Extend Mac OS X's Screenshots
Mac OS X has a variety of built in screenshot methods. Here's a look at a few that offer more versatility than the basic full-screen capture (Command-Shift-3):
• Press Command-Shift-4 and you'll get a crosshair cursor with which you can drag to select and capture a certain area of the screen.
• Press Command-Shift-4-Space to select the entire window that the cursor is over, clicking on the window will then capture it. The resulting screenshot will even get a nice drop shadow.
• Hold down the Space bar after dragging out a selection window to move your selection rectangle around on the screen.
• Hold down Shift after dragging out a selection to constrain the selection in either horizontal or vertical orientation, depending on the direction of your drag.
• Hold down Option after dragging out a selection to expand the selection window around a center point.
Visit plucky tree
Series: ReadMe Rules
A ReadMe file isn't an afterthought: it's a necessity that can make or break a product.
Article 1 of 3 in series
Lately I've spent a lot of time sorting through shareware and freeware utilities for a number of projects, trying to find basic facts for each utility, such as what the utility does, who wrote it (first and last name), how I should pay if I like it, and how I can reach the author by emailShow full article
Article 2 of 3 in series
TidBITS readers sent in a number of helpful or amusing comments in response to my "ReadMe Files? Read This!" article last week in TidBITS-279Show full article
Article 3 of 3 in series
Almost exactly a year ago in TidBITS-279, I wrote an article about ReadMe files, those hopefully informative documents that come with most software.
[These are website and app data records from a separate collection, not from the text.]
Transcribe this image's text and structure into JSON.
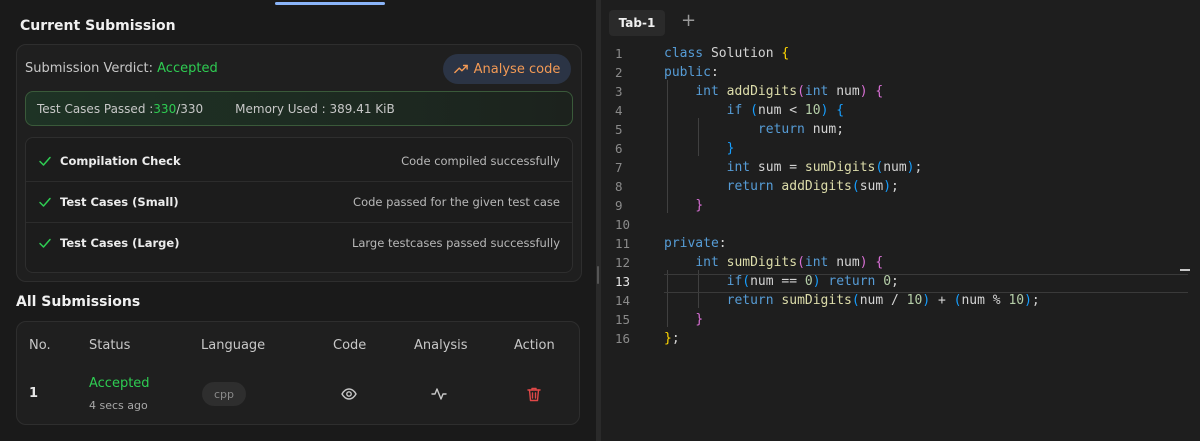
{
  "current_submission": {
    "title": "Current Submission",
    "verdict_label": "Submission Verdict:",
    "verdict_value": "Accepted",
    "analyse_button": "Analyse code",
    "tests_label": "Test Cases Passed : ",
    "tests_passed": "330",
    "tests_total": "/330",
    "memory_label": "Memory Used : 389.41 KiB",
    "checks": [
      {
        "name": "Compilation Check",
        "message": "Code compiled successfully"
      },
      {
        "name": "Test Cases (Small)",
        "message": "Code passed for the given test case"
      },
      {
        "name": "Test Cases (Large)",
        "message": "Large testcases passed successfully"
      }
    ]
  },
  "all_submissions": {
    "title": "All Submissions",
    "headers": [
      "No.",
      "Status",
      "Language",
      "Code",
      "Analysis",
      "Action"
    ],
    "rows": [
      {
        "no": "1",
        "status": "Accepted",
        "time": "4 secs ago",
        "language": "cpp"
      }
    ]
  },
  "editor": {
    "tab_label": "Tab-1",
    "add_tab": "+",
    "line_numbers": [
      "1",
      "2",
      "3",
      "4",
      "5",
      "6",
      "7",
      "8",
      "9",
      "10",
      "11",
      "12",
      "13",
      "14",
      "15",
      "16"
    ],
    "active_line": 13,
    "lines": [
      "class Solution {",
      "public:",
      "    int addDigits(int num) {",
      "        if (num < 10) {",
      "            return num;",
      "        }",
      "        int sum = sumDigits(num);",
      "        return addDigits(sum);",
      "    }",
      "",
      "private:",
      "    int sumDigits(int num) {",
      "        if(num == 0) return 0;",
      "        return sumDigits(num / 10) + (num % 10);",
      "    }",
      "};"
    ]
  },
  "colors": {
    "accepted": "#2ecc52",
    "analyse_text": "#f39a55",
    "delete_icon": "#e04848",
    "tab_indicator": "#8ab4f8"
  }
}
In that article, I pleaded with ReadMe file writers to consider their readers, and not to neglect certain information that users (and reviewers) might be seekingShow full article